Work instructions: What is needed here is an exact reprint of every record below.

Records shown:
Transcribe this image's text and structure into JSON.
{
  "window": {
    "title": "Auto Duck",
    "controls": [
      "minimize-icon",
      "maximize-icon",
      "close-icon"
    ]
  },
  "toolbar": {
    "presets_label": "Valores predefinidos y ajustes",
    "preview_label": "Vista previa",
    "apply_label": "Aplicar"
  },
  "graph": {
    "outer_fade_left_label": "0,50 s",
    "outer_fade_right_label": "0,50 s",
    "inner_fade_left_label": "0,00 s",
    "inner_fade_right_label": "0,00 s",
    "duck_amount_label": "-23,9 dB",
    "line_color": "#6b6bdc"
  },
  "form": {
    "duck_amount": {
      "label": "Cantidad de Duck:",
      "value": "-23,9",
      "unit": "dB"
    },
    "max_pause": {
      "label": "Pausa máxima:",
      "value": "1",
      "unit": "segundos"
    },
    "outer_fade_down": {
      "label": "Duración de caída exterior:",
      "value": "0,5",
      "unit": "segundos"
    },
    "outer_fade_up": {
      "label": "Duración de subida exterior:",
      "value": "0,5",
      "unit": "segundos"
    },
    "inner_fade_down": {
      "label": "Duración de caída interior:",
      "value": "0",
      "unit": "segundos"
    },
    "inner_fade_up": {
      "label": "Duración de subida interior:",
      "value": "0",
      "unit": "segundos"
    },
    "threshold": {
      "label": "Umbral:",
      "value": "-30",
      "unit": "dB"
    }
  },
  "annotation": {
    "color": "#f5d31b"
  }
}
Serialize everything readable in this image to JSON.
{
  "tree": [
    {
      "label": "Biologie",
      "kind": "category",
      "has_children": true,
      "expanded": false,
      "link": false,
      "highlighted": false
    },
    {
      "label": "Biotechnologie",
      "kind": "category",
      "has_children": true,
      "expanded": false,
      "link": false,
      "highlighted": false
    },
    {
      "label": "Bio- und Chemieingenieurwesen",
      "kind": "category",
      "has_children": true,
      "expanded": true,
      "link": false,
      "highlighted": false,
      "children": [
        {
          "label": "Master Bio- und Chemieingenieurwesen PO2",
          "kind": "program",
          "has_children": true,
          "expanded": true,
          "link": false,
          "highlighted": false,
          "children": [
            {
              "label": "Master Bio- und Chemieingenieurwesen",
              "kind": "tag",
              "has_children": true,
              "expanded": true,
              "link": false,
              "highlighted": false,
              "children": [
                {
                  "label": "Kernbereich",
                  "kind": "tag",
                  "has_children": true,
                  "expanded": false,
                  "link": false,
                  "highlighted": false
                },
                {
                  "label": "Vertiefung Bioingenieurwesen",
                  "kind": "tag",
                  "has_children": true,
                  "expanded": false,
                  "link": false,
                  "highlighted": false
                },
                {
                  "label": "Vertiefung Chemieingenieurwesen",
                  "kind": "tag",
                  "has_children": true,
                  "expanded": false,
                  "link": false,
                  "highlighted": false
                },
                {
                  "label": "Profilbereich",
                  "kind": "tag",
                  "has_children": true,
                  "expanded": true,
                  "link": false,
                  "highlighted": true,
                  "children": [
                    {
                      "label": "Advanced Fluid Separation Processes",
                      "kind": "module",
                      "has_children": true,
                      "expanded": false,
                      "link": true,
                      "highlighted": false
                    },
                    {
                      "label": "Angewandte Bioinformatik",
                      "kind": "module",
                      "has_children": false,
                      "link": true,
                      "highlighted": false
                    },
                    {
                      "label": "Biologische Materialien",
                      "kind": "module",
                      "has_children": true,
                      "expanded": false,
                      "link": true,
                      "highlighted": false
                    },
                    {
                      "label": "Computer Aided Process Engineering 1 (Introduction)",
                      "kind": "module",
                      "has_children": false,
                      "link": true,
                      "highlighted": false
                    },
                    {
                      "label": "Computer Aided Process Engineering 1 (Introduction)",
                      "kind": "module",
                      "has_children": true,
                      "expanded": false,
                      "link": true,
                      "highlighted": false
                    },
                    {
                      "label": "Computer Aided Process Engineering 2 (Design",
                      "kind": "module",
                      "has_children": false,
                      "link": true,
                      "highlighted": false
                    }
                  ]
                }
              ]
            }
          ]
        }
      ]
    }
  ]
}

Task solution:
Transcribe this image's text and structure into JSON.
{
  "window": {
    "title": "Auto Duck",
    "controls": [
      "minimize-icon",
      "maximize-icon",
      "close-icon"
    ]
  },
  "toolbar": {
    "presets_label": "Valores predefinidos y ajustes",
    "preview_label": "Vista previa",
    "apply_label": "Aplicar"
  },
  "graph": {
    "outer_fade_left_label": "0,50 s",
    "outer_fade_right_label": "0,50 s",
    "inner_fade_left_label": "0,00 s",
    "inner_fade_right_label": "0,00 s",
    "duck_amount_label": "-23,9 dB",
    "line_color": "#6b6bdc"
  },
  "form": {
    "duck_amount": {
      "label": "Cantidad de Duck:",
      "value": "-23,9",
      "unit": "dB"
    },
    "max_pause": {
      "label": "Pausa máxima:",
      "value": "1",
      "unit": "segundos"
    },
    "outer_fade_down": {
      "label": "Duración de caída exterior:",
      "value": "0,5",
      "unit": "segundos"
    },
    "outer_fade_up": {
      "label": "Duración de subida exterior:",
      "value": "0,5",
      "unit": "segundos"
    },
    "inner_fade_down": {
      "label": "Duración de caída interior:",
      "value": "0",
      "unit": "segundos"
    },
    "inner_fade_up": {
      "label": "Duración de subida interior:",
      "value": "0",
      "unit": "segundos"
    },
    "threshold": {
      "label": "Umbral:",
      "value": "-30",
      "unit": "dB"
    }
  },
  "annotation": {
    "color": "#f5d31b"
  }
}
Serialize everything readable in this image to JSON.
{
  "tree": [
    {
      "label": "Biologie",
      "kind": "category",
      "has_children": true,
      "expanded": false,
      "link": false,
      "highlighted": false
    },
    {
      "label": "Biotechnologie",
      "kind": "category",
      "has_children": true,
      "expanded": false,
      "link": false,
      "highlighted": false
    },
    {
      "label": "Bio- und Chemieingenieurwesen",
      "kind": "category",
      "has_children": true,
      "expanded": true,
      "link": false,
      "highlighted": false,
      "children": [
        {
          "label": "Master Bio- und Chemieingenieurwesen PO2",
          "kind": "program",
          "has_children": true,
          "expanded": true,
          "link": false,
          "highlighted": false,
          "children": [
            {
              "label": "Master Bio- und Chemieingenieurwesen",
              "kind": "tag",
              "has_children": true,
              "expanded": true,
              "link": false,
              "highlighted": false,
              "children": [
                {
                  "label": "Kernbereich",
                  "kind": "tag",
                  "has_children": true,
                  "expanded": false,
                  "link": false,
                  "highlighted": false
                },
                {
                  "label": "Vertiefung Bioingenieurwesen",
                  "kind": "tag",
                  "has_children": true,
                  "expanded": false,
                  "link": false,
                  "highlighted": false
                },
                {
                  "label": "Vertiefung Chemieingenieurwesen",
                  "kind": "tag",
                  "has_children": true,
                  "expanded": false,
                  "link": false,
                  "highlighted": false
                },
                {
                  "label": "Profilbereich",
                  "kind": "tag",
                  "has_children": true,
                  "expanded": true,
                  "link": false,
                  "highlighted": true,
                  "children": [
                    {
                      "label": "Advanced Fluid Separation Processes",
                      "kind": "module",
                      "has_children": true,
                      "expanded": false,
                      "link": true,
                      "highlighted": false
                    },
                    {
                      "label": "Angewandte Bioinformatik",
                      "kind": "module",
                      "has_children": false,
                      "link": true,
                      "highlighted": false
                    },
                    {
                      "label": "Biologische Materialien",
                      "kind": "module",
                      "has_children": true,
                      "expanded": false,
                      "link": true,
                      "highlighted": false
                    },
                    {
                      "label": "Computer Aided Process Engineering 1 (Introduction)",
                      "kind": "module",
                      "has_children": false,
                      "link": true,
                      "highlighted": false
                    },
                    {
                      "label": "Computer Aided Process Engineering 1 (Introduction)",
                      "kind": "module",
                      "has_children": true,
                      "expanded": false,
                      "link": true,
                      "highlighted": false
                    },
                    {
                      "label": "Computer Aided Process Engineering 2 (Design",
                      "kind": "module",
                      "has_children": false,
                      "link": true,
                      "highlighted": false
                    }
                  ]
                }
              ]
            }
          ]
        }
      ]
    }
  ]
}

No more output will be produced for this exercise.